Extract, from the listing that follows, each line containing the word "soffrire".

§ §

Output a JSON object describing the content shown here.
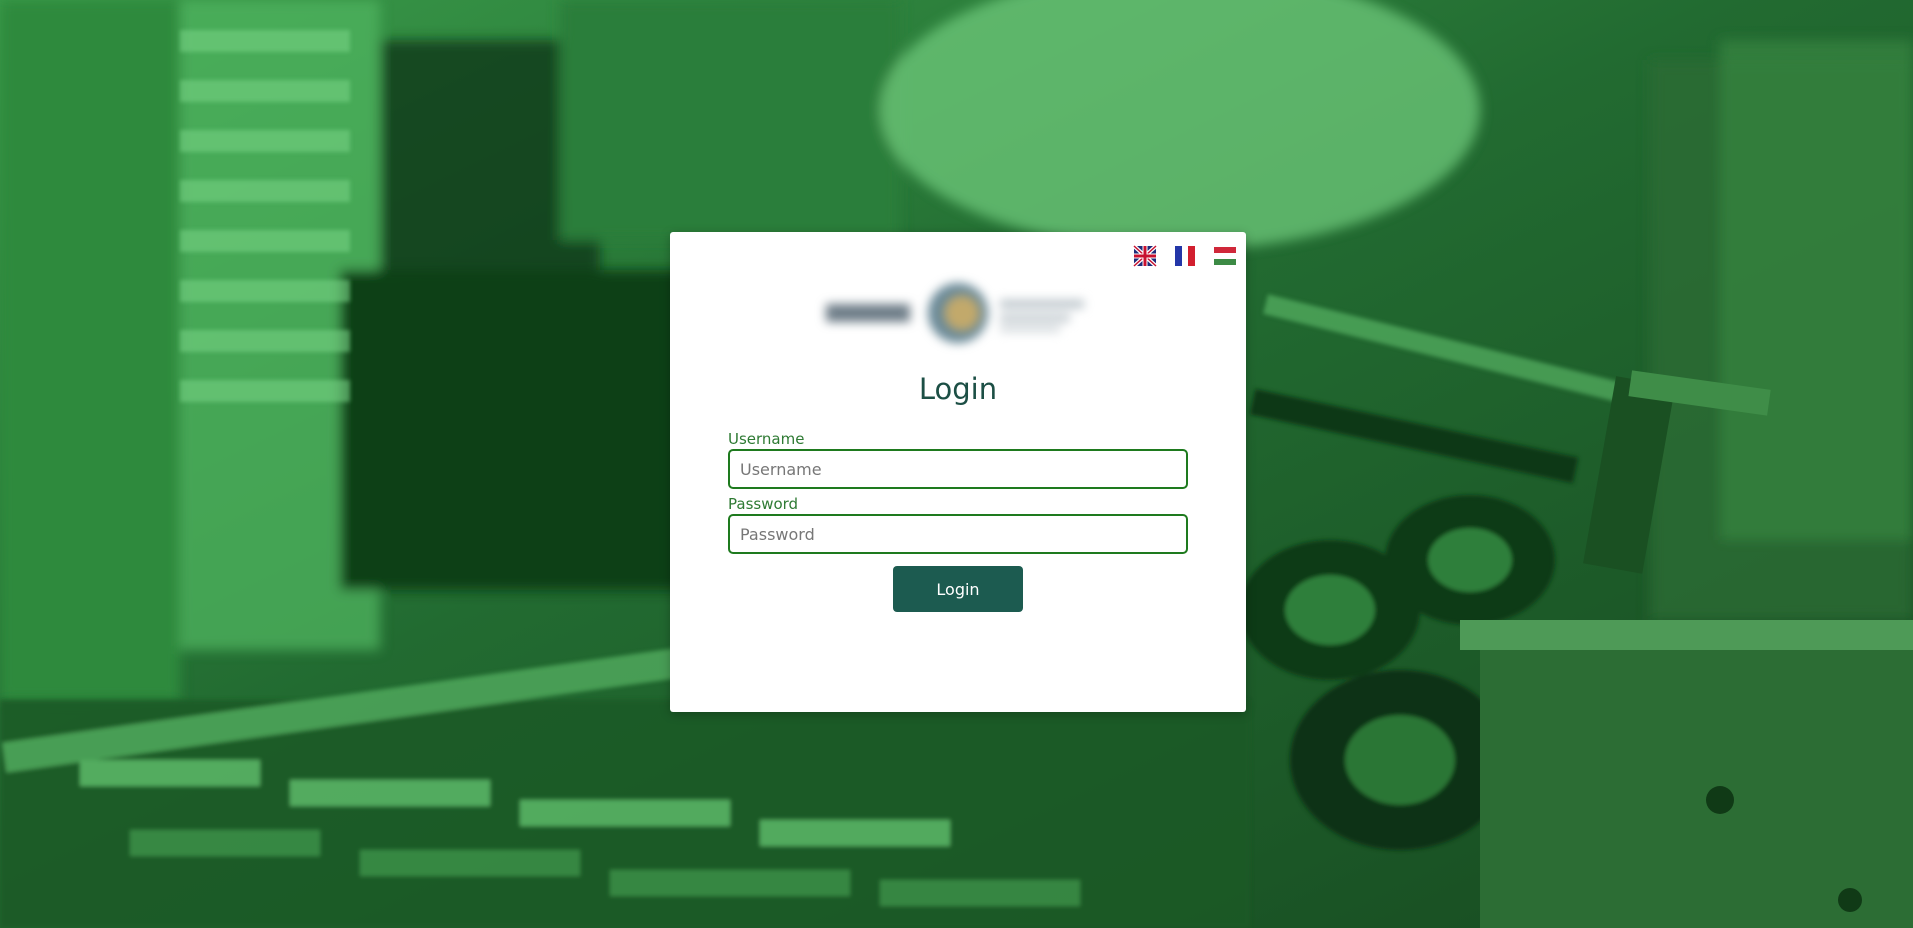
{
  "languages": [
    {
      "code": "en",
      "icon": "uk-flag-icon"
    },
    {
      "code": "fr",
      "icon": "france-flag-icon"
    },
    {
      "code": "hu",
      "icon": "hungary-flag-icon"
    }
  ],
  "login": {
    "title": "Login",
    "username_label": "Username",
    "username_placeholder": "Username",
    "username_value": "",
    "password_label": "Password",
    "password_placeholder": "Password",
    "password_value": "",
    "submit_label": "Login"
  },
  "colors": {
    "accent": "#1c5b50",
    "field_border": "#1e7a1e",
    "label_green": "#2e7a33",
    "background_tint": "#2f8f3f"
  }
}
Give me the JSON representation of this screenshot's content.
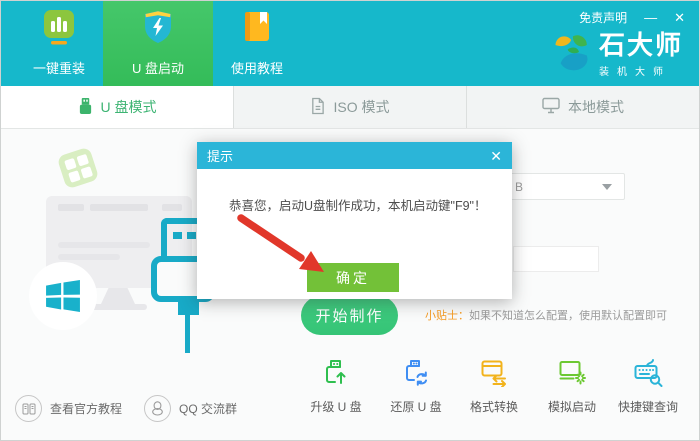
{
  "header": {
    "disclaimer": "免责声明",
    "minimize": "—",
    "close": "✕",
    "brand": {
      "name": "石大师",
      "subtitle": "装机大师"
    },
    "tabs": [
      {
        "label": "一键重装"
      },
      {
        "label": "U 盘启动"
      },
      {
        "label": "使用教程"
      }
    ]
  },
  "mode_tabs": [
    {
      "label": "U 盘模式"
    },
    {
      "label": "ISO 模式"
    },
    {
      "label": "本地模式"
    }
  ],
  "dialog": {
    "title": "提示",
    "close": "✕",
    "message": "恭喜您，启动U盘制作成功，本机启动键\"F9\"！",
    "ok_label": "确定"
  },
  "content": {
    "start_button": "开始制作",
    "tip_label": "小贴士：",
    "tip_text": "如果不知道怎么配置，使用默认配置即可",
    "dropdown_visible_text": "B"
  },
  "footer": {
    "links": [
      {
        "label": "查看官方教程"
      },
      {
        "label": "QQ 交流群"
      }
    ],
    "tools": [
      {
        "label": "升级 U 盘"
      },
      {
        "label": "还原 U 盘"
      },
      {
        "label": "格式转换"
      },
      {
        "label": "模拟启动"
      },
      {
        "label": "快捷键查询"
      }
    ]
  },
  "colors": {
    "header_teal": "#16b8cb",
    "active_tab_green": "#3cc263",
    "dialog_titlebar_blue": "#2bb5d8",
    "ok_button_green": "#73c138",
    "start_button_green": "#3bca7c",
    "tip_orange": "#f59b22",
    "usb_outline_teal": "#18aac7",
    "arrow_red": "#e1372a"
  }
}
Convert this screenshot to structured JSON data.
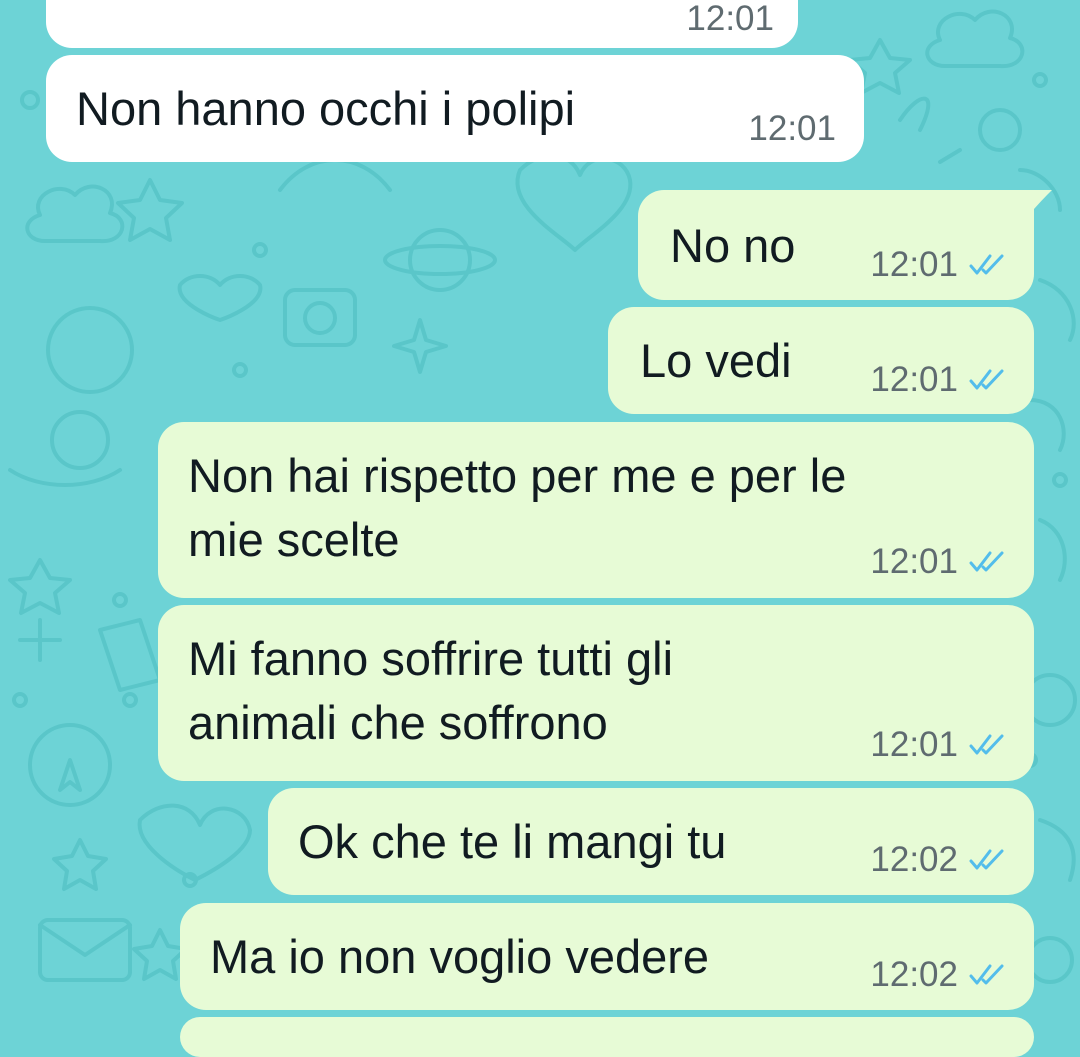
{
  "theme": {
    "background": "#6dd3d6",
    "incoming_bubble": "#ffffff",
    "outgoing_bubble": "#e7fbd6",
    "tick_color": "#53bdeb",
    "timestamp_color": "#5f6b70"
  },
  "messages": [
    {
      "id": "partial-top",
      "direction": "incoming",
      "text": "",
      "time": "12:01",
      "status": ""
    },
    {
      "id": "polipi",
      "direction": "incoming",
      "text": "Non hanno occhi i polipi",
      "time": "12:01",
      "status": ""
    },
    {
      "id": "no-no",
      "direction": "outgoing",
      "text": "No no",
      "time": "12:01",
      "status": "read"
    },
    {
      "id": "lo-vedi",
      "direction": "outgoing",
      "text": "Lo vedi",
      "time": "12:01",
      "status": "read"
    },
    {
      "id": "rispetto",
      "direction": "outgoing",
      "text": "Non hai rispetto per me e per le\nmie scelte",
      "time": "12:01",
      "status": "read"
    },
    {
      "id": "soffrire",
      "direction": "outgoing",
      "text": "Mi fanno soffrire tutti gli\nanimali che soffrono",
      "time": "12:01",
      "status": "read"
    },
    {
      "id": "mangi",
      "direction": "outgoing",
      "text": "Ok che te li mangi tu",
      "time": "12:02",
      "status": "read"
    },
    {
      "id": "vedere",
      "direction": "outgoing",
      "text": "Ma io non voglio vedere",
      "time": "12:02",
      "status": "read"
    }
  ]
}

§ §

◆ Task result:
      "id": "soffrire",
      "text": "Mi fanno soffrire tutti gli\nanimali che soffrono",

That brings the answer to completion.